“I Get to Talk at My IEP Meeting?”
Encouraging students to take an active role in their Individualized Education Program (IEP) meetings can be empowering and beneficial for their personal growth and self-advocacy skills. Here are some strategies to help students lead their own IEP meetings:
Preparation and Education:
- Ensure the student understands what an IEP is, its purpose, and how it relates to their education.
- Explain the various sections of the IEP document in simple language, so they can understand their goals, accommodations, and services.
Self-Awareness and Goal Setting:
- Help the student identify their strengths, challenges, and goals.
- Encourage them to express their preferences, favored learning styles, and areas where they need support.
- Teach the student how to communicate their needs, preferences, and concerns effectively.
- Role-play different scenarios to practice assertive communication.
Ownership and Responsibility:
- Emphasize that the IEP is about them and their education, fostering a sense of ownership.
- Encourage them to take responsibility for their learning and progress.
- Guide the student in reviewing their current IEP to understand their goals and accommodations.
- Have them prepare questions or points they want to discuss during the meeting.
- Designate specific sections of the IEP meeting for the student to lead discussions. This could include talking about their progress, goals, accomplishments, and challenges.
- Have an educator, counselor, or school staff member act as a facilitator to guide the conversation and keep the meeting focused.
- Create a safe and welcoming atmosphere that encourages open dialogue.
- Ensure all participants respect the student’s contributions and ideas.
- Use visual aids like charts, graphs, and progress reports to help the student understand their progress and areas for improvement.
- Encourage regular check-ins with the student to discuss their goals, challenges, and any adjustments needed between IEP meetings.
- Offer workshops or resources that teach students about their rights, the special education process, and how to advocate for themselves.
- Connect the student with peers who have experience leading their own IEP meetings, allowing them to learn from others.
- Start with smaller tasks and gradually increase the student’s involvement in the IEP process as they become more comfortable and confident.
- Acknowledge and celebrate the student’s efforts and successes in leading their IEP meetings.
- After the meeting, debrief with the student to discuss what went well and what could be improved for future meetings.
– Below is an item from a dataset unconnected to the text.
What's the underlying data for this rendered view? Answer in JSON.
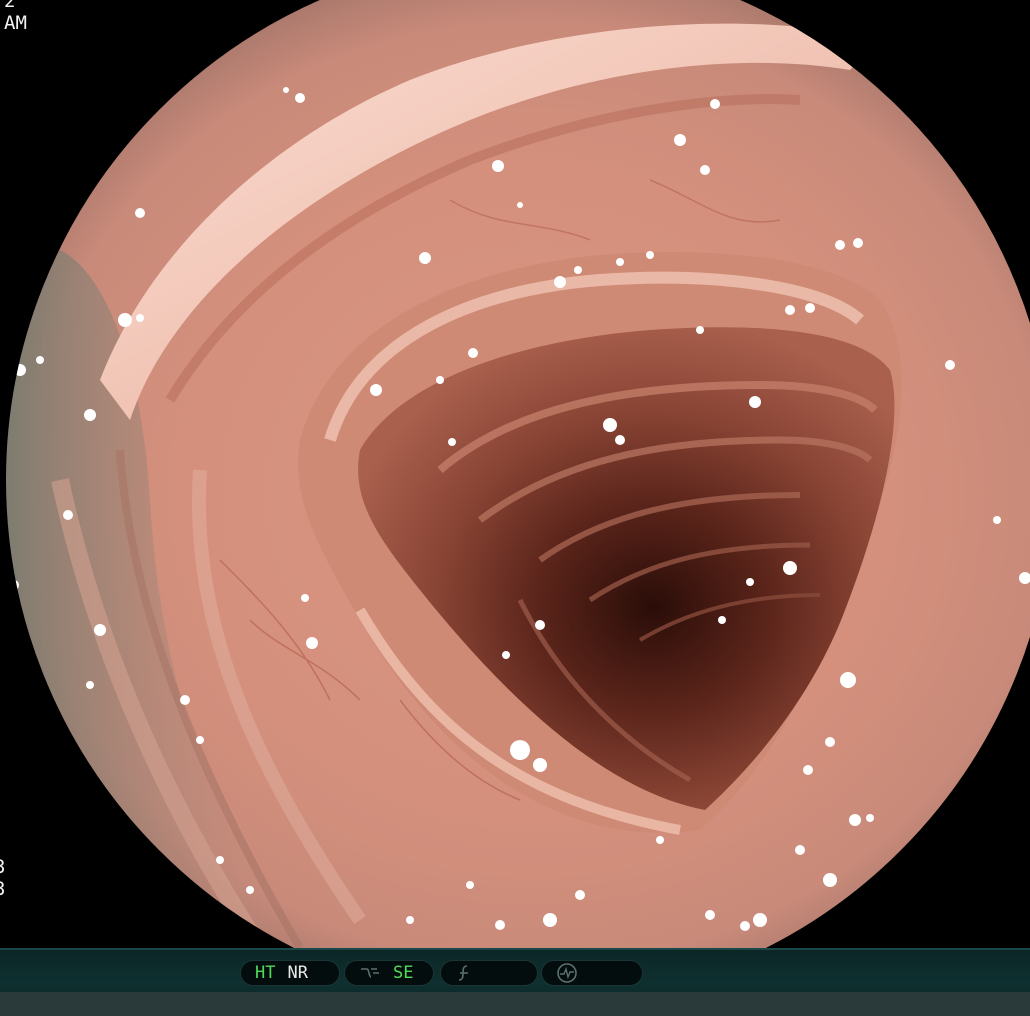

Remember, the level of student involvement should be based on their age, maturity, and comfort level. The goal is to empower them to take an active role in their education and decision-making process.